    ReplyDelete
    Replies
    1. So, have you tried disabling that projector’s HDR Enhancer? It’s a very good home model, but far from reference...

      Delete
    2. Its connected to a lumagen radiance pro 4242+, calibrated by the leading calibrator in the UK, so I will have to disagree. I also tried some scenes on my 65" OLED and they looked the same.

      Delete
    3. Well, it’s an objective fact that your equipment is a high-end consumer grade device, but again it’s far from reference quality itself.

      Under typical viewing conditions, I’m sure it’s quite good.
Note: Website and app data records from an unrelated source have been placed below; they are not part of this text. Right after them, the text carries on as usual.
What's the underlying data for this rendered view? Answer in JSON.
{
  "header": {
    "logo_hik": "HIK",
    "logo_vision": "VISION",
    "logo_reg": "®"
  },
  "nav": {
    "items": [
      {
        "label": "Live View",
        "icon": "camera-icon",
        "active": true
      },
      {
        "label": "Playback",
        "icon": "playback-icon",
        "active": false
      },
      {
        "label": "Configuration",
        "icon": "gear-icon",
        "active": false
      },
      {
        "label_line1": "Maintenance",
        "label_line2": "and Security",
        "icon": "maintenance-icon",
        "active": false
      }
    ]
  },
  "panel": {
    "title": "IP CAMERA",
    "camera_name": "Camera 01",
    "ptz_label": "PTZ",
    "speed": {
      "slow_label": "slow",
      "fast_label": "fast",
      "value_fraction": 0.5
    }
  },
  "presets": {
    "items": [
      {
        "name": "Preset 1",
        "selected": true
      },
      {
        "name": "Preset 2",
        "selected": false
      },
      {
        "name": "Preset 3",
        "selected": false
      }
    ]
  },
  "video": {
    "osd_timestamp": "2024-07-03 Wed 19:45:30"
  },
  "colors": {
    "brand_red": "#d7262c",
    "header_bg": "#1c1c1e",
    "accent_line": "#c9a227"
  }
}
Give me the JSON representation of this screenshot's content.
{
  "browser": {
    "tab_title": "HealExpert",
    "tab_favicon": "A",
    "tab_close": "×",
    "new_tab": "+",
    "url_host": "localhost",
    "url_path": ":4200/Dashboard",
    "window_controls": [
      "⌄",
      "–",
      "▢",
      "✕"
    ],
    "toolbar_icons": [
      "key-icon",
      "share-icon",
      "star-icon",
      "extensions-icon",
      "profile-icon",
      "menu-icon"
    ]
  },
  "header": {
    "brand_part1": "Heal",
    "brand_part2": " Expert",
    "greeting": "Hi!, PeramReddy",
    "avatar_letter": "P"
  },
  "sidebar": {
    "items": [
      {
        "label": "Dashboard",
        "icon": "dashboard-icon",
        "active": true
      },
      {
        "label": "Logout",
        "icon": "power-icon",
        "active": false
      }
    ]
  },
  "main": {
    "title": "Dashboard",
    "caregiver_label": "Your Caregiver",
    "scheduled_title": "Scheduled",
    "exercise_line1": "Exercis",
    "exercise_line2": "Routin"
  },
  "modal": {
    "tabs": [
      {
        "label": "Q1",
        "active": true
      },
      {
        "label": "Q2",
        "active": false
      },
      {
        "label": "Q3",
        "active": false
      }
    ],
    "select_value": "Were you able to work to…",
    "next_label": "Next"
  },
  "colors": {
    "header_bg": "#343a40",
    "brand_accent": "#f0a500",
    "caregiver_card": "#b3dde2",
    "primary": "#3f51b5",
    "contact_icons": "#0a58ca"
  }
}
      In addition, have you reviewed any of the “making of” featurettes made 20 years ago?

      The Director of Photography and Director made stylistic choices on cameras and camera filters, with the sole aim of crafting certain scenes in a highly stylized way.

      This is in contrast to how most would shoot a film, yet yields surreal qualities, and helps transport the viewer.

      My guess is you and the reviewer have misinterpreted some of these stylistic choices.

      Delete
    4. Thank you Pete. I'm glad you've spoken out about this. I think giving these discs a reference score is absolutely ridiculous. I'm not denying the 4K UHD improvements, but the claims of a "perfect transfer" are quite simply laughable.

      Delete